|Other||2016 – Trends in Hospital Costs for Heroin Overdose||SUPPORTIVE – Analyzed data from 2001-2012 to analyze hospital and social cost of heroin and prescription opioid overdose.||The study found that health care costs for treating overdose increased over this period and that heroin users were typically younger while prescription overdose users became more frequent.|
Note: The sources used in the “Current Research” should be taken as unverified due solely to the fact that the research is new and therefore not widely tested. We do however require a CiteScore® from the publishing journal of 3 or more; this third-party service ranks the journals based on metrics that measure overall credibility and prestige. This requirement increases the overall reliability of information in this section to the standard of good peer-review practices of trusted scientific journals.
Heroin detox and withdrawal is difficult and can be dangerous, which is why it is important to seek out medical assistance for the process. Going to rehab can provide that assistance in the form of medication-assisted therapy (MAT). There are some rehab centers specifically designed to treat opioids using MAT, and they are available all across the U.S.

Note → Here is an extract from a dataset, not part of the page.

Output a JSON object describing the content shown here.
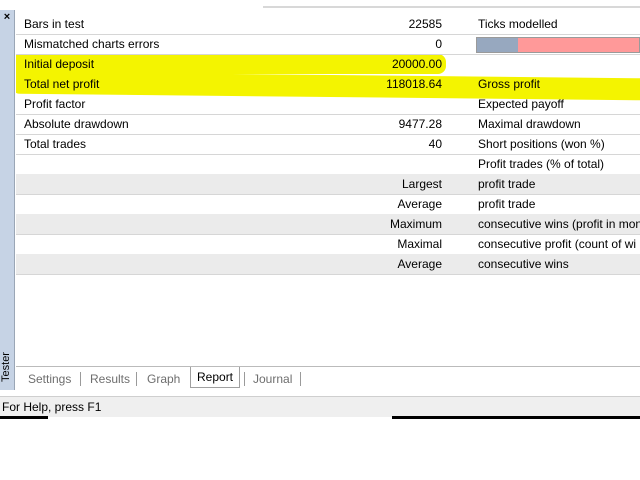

If you are looking for rehab options for yourself or a loved one, find out more about rehab programs for heroin and how to find one near you in our guide to Heroin Rehab.